Copy each line below exactly as it appears. Pictures are to be omitted.

· · · · ·

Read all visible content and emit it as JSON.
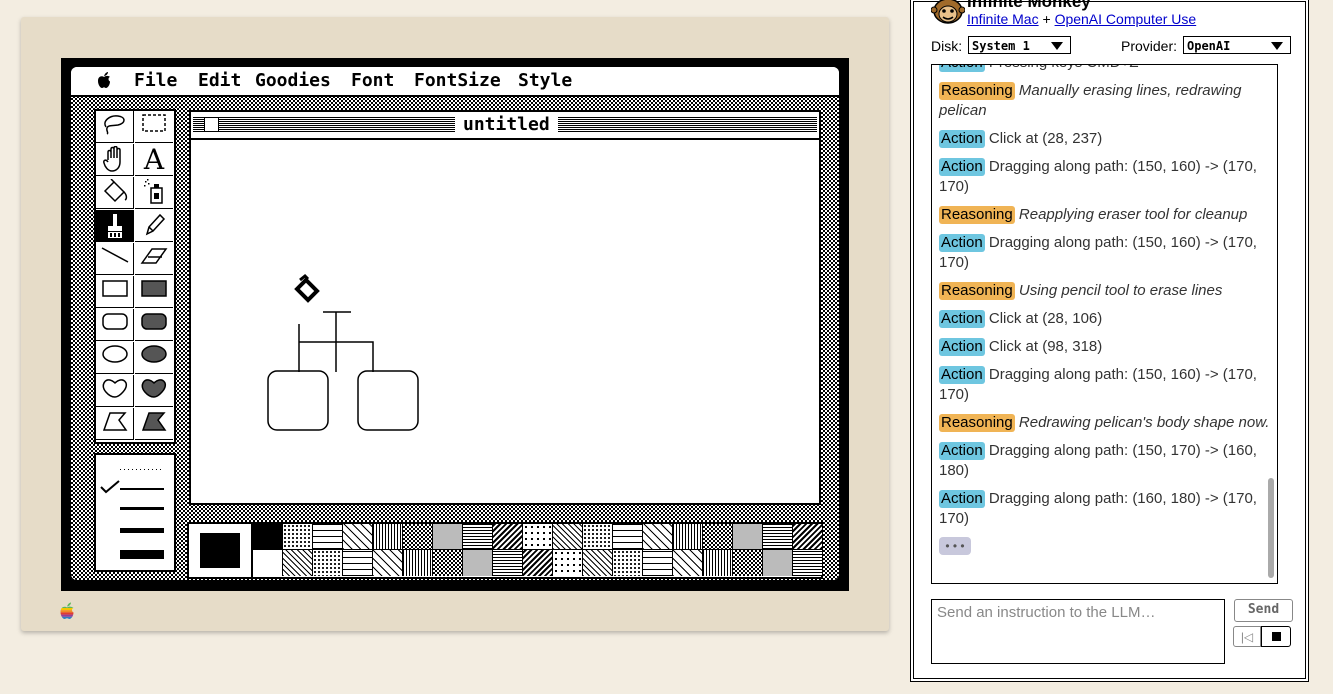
{
  "menubar": {
    "apple_icon": "apple-icon",
    "items": [
      "File",
      "Edit",
      "Goodies",
      "Font",
      "FontSize",
      "Style"
    ]
  },
  "paint_window": {
    "title": "untitled"
  },
  "tools": [
    {
      "name": "lasso-tool",
      "icon": "lasso-icon"
    },
    {
      "name": "select-rect-tool",
      "icon": "marquee-icon"
    },
    {
      "name": "grabber-tool",
      "icon": "hand-icon"
    },
    {
      "name": "text-tool",
      "icon": "text-a-icon",
      "glyph": "A"
    },
    {
      "name": "paint-bucket-tool",
      "icon": "paint-bucket-icon"
    },
    {
      "name": "spray-can-tool",
      "icon": "spray-can-icon"
    },
    {
      "name": "paintbrush-tool",
      "icon": "paintbrush-icon",
      "selected": true
    },
    {
      "name": "pencil-tool",
      "icon": "pencil-icon"
    },
    {
      "name": "line-tool",
      "icon": "line-icon"
    },
    {
      "name": "eraser-tool",
      "icon": "eraser-icon"
    },
    {
      "name": "rect-tool",
      "icon": "rectangle-icon"
    },
    {
      "name": "filled-rect-tool",
      "icon": "filled-rectangle-icon"
    },
    {
      "name": "rounded-rect-tool",
      "icon": "rounded-rectangle-icon"
    },
    {
      "name": "filled-rounded-rect-tool",
      "icon": "filled-rounded-rectangle-icon"
    },
    {
      "name": "oval-tool",
      "icon": "oval-icon"
    },
    {
      "name": "filled-oval-tool",
      "icon": "filled-oval-icon"
    },
    {
      "name": "freeform-tool",
      "icon": "freeform-shape-icon"
    },
    {
      "name": "filled-freeform-tool",
      "icon": "filled-freeform-shape-icon"
    },
    {
      "name": "polygon-tool",
      "icon": "polygon-icon"
    },
    {
      "name": "filled-polygon-tool",
      "icon": "filled-polygon-icon"
    }
  ],
  "line_widths": {
    "selected_index": 1,
    "count": 5
  },
  "patterns": {
    "rows": 2,
    "columns": 19
  },
  "panel": {
    "app_title": "Infinite Monkey",
    "credit_link1": "Infinite Mac",
    "credit_sep": " + ",
    "credit_link2": "OpenAI Computer Use",
    "disk_label": "Disk:",
    "disk_value": "System 1",
    "provider_label": "Provider:",
    "provider_value": "OpenAI",
    "input_placeholder": "Send an instruction to the LLM…",
    "send_label": "Send",
    "rewind_label": "|◁",
    "stop_icon": "stop-icon"
  },
  "log": [
    {
      "type": "action",
      "tag": "Action",
      "text": "Pressing keys CMD+Z"
    },
    {
      "type": "reasoning",
      "tag": "Reasoning",
      "text": "Manually erasing lines, redrawing pelican"
    },
    {
      "type": "action",
      "tag": "Action",
      "text": "Click at (28, 237)"
    },
    {
      "type": "action",
      "tag": "Action",
      "text": "Dragging along path: (150, 160) -> (170, 170)"
    },
    {
      "type": "reasoning",
      "tag": "Reasoning",
      "text": "Reapplying eraser tool for cleanup"
    },
    {
      "type": "action",
      "tag": "Action",
      "text": "Dragging along path: (150, 160) -> (170, 170)"
    },
    {
      "type": "reasoning",
      "tag": "Reasoning",
      "text": "Using pencil tool to erase lines"
    },
    {
      "type": "action",
      "tag": "Action",
      "text": "Click at (28, 106)"
    },
    {
      "type": "action",
      "tag": "Action",
      "text": "Click at (98, 318)"
    },
    {
      "type": "action",
      "tag": "Action",
      "text": "Dragging along path: (150, 160) -> (170, 170)"
    },
    {
      "type": "reasoning",
      "tag": "Reasoning",
      "text": "Redrawing pelican's body shape now."
    },
    {
      "type": "action",
      "tag": "Action",
      "text": "Dragging along path: (150, 170) -> (160, 180)"
    },
    {
      "type": "action",
      "tag": "Action",
      "text": "Dragging along path: (160, 180) -> (170, 170)"
    }
  ],
  "log_ellipsis": "• • •"
}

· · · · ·

● **RESPONSE AREA**
Read all visible content and emit it as JSON.
{
  "menubar": {
    "apple_icon": "apple-icon",
    "items": [
      "File",
      "Edit",
      "Goodies",
      "Font",
      "FontSize",
      "Style"
    ]
  },
  "paint_window": {
    "title": "untitled"
  },
  "tools": [
    {
      "name": "lasso-tool",
      "icon": "lasso-icon"
    },
    {
      "name": "select-rect-tool",
      "icon": "marquee-icon"
    },
    {
      "name": "grabber-tool",
      "icon": "hand-icon"
    },
    {
      "name": "text-tool",
      "icon": "text-a-icon",
      "glyph": "A"
    },
    {
      "name": "paint-bucket-tool",
      "icon": "paint-bucket-icon"
    },
    {
      "name": "spray-can-tool",
      "icon": "spray-can-icon"
    },
    {
      "name": "paintbrush-tool",
      "icon": "paintbrush-icon",
      "selected": true
    },
    {
      "name": "pencil-tool",
      "icon": "pencil-icon"
    },
    {
      "name": "line-tool",
      "icon": "line-icon"
    },
    {
      "name": "eraser-tool",
      "icon": "eraser-icon"
    },
    {
      "name": "rect-tool",
      "icon": "rectangle-icon"
    },
    {
      "name": "filled-rect-tool",
      "icon": "filled-rectangle-icon"
    },
    {
      "name": "rounded-rect-tool",
      "icon": "rounded-rectangle-icon"
    },
    {
      "name": "filled-rounded-rect-tool",
      "icon": "filled-rounded-rectangle-icon"
    },
    {
      "name": "oval-tool",
      "icon": "oval-icon"
    },
    {
      "name": "filled-oval-tool",
      "icon": "filled-oval-icon"
    },
    {
      "name": "freeform-tool",
      "icon": "freeform-shape-icon"
    },
    {
      "name": "filled-freeform-tool",
      "icon": "filled-freeform-shape-icon"
    },
    {
      "name": "polygon-tool",
      "icon": "polygon-icon"
    },
    {
      "name": "filled-polygon-tool",
      "icon": "filled-polygon-icon"
    }
  ],
  "line_widths": {
    "selected_index": 1,
    "count": 5
  },
  "patterns": {
    "rows": 2,
    "columns": 19
  },
  "panel": {
    "app_title": "Infinite Monkey",
    "credit_link1": "Infinite Mac",
    "credit_sep": " + ",
    "credit_link2": "OpenAI Computer Use",
    "disk_label": "Disk:",
    "disk_value": "System 1",
    "provider_label": "Provider:",
    "provider_value": "OpenAI",
    "input_placeholder": "Send an instruction to the LLM…",
    "send_label": "Send",
    "rewind_label": "|◁",
    "stop_icon": "stop-icon"
  },
  "log": [
    {
      "type": "action",
      "tag": "Action",
      "text": "Pressing keys CMD+Z"
    },
    {
      "type": "reasoning",
      "tag": "Reasoning",
      "text": "Manually erasing lines, redrawing pelican"
    },
    {
      "type": "action",
      "tag": "Action",
      "text": "Click at (28, 237)"
    },
    {
      "type": "action",
      "tag": "Action",
      "text": "Dragging along path: (150, 160) -> (170, 170)"
    },
    {
      "type": "reasoning",
      "tag": "Reasoning",
      "text": "Reapplying eraser tool for cleanup"
    },
    {
      "type": "action",
      "tag": "Action",
      "text": "Dragging along path: (150, 160) -> (170, 170)"
    },
    {
      "type": "reasoning",
      "tag": "Reasoning",
      "text": "Using pencil tool to erase lines"
    },
    {
      "type": "action",
      "tag": "Action",
      "text": "Click at (28, 106)"
    },
    {
      "type": "action",
      "tag": "Action",
      "text": "Click at (98, 318)"
    },
    {
      "type": "action",
      "tag": "Action",
      "text": "Dragging along path: (150, 160) -> (170, 170)"
    },
    {
      "type": "reasoning",
      "tag": "Reasoning",
      "text": "Redrawing pelican's body shape now."
    },
    {
      "type": "action",
      "tag": "Action",
      "text": "Dragging along path: (150, 170) -> (160, 180)"
    },
    {
      "type": "action",
      "tag": "Action",
      "text": "Dragging along path: (160, 180) -> (170, 170)"
    }
  ],
  "log_ellipsis": "• • •"
}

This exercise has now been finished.